“We believe this vote is extremely damaging to the UK economy. We will be reducing our UK property position, as the asset class is seen at risk. How we next deploy the proceeds is currently being carefully considered.” —Marino Valensise, head of multi-asset and income, Baring Asset Management

On liquidity

“Hand in hand with [Brexit] will be liquidity concerns for funds, especially if there is a run of outflows over a long period of time with no market correction. Regulators have been focused on liquidity risk for some time and the asset management industry should already have stress tested for this outcome but those who prove unequal to the task can expect scrutiny.” —Mark Pugh, UK asset management leader, PricewaterhouseCoopers

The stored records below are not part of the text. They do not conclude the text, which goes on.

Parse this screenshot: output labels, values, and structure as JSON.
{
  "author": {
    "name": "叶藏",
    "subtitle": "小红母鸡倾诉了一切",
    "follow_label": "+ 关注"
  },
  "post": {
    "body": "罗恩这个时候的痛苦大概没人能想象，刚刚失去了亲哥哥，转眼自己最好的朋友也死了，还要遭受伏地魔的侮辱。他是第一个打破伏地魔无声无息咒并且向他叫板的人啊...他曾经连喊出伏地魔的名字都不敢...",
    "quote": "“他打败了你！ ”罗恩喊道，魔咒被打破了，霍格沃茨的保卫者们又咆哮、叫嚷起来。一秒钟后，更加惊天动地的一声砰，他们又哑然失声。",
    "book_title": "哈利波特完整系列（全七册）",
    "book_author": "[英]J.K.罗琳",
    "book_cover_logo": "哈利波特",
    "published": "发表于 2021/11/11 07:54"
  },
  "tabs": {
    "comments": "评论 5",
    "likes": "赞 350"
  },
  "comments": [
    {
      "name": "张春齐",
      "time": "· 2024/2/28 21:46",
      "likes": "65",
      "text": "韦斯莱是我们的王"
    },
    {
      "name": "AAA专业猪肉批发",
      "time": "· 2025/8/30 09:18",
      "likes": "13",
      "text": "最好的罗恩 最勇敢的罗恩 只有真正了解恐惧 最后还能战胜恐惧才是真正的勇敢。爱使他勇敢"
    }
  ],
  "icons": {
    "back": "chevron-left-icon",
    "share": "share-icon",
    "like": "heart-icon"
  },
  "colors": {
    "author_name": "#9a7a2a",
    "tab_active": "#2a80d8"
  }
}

“Norges Bank has undertaken contingency planning and is monitoring developments closely. We are continuously assessing the liquidity situation.” —Norges Bank

On the result

David Cameron resignsDavid Cameron“We’ve left behind a failed political union. We can now rejoin the world as an independent, self-governing nation.” —Nigel Farage, pro-Brexit campaigner and UK Independence Party leader

“The will of the British people is an instruction that must be delivered. It was not a decision that was taken lightly, not least because so many things were said by so many different organisations about the significance of this decision… I will do everything I can as prime minister to steady the ship over the coming weeks and months, but I do not think it would be right for me to try to be the captain that steers our country to its next destination.” —David Cameron, UK prime minister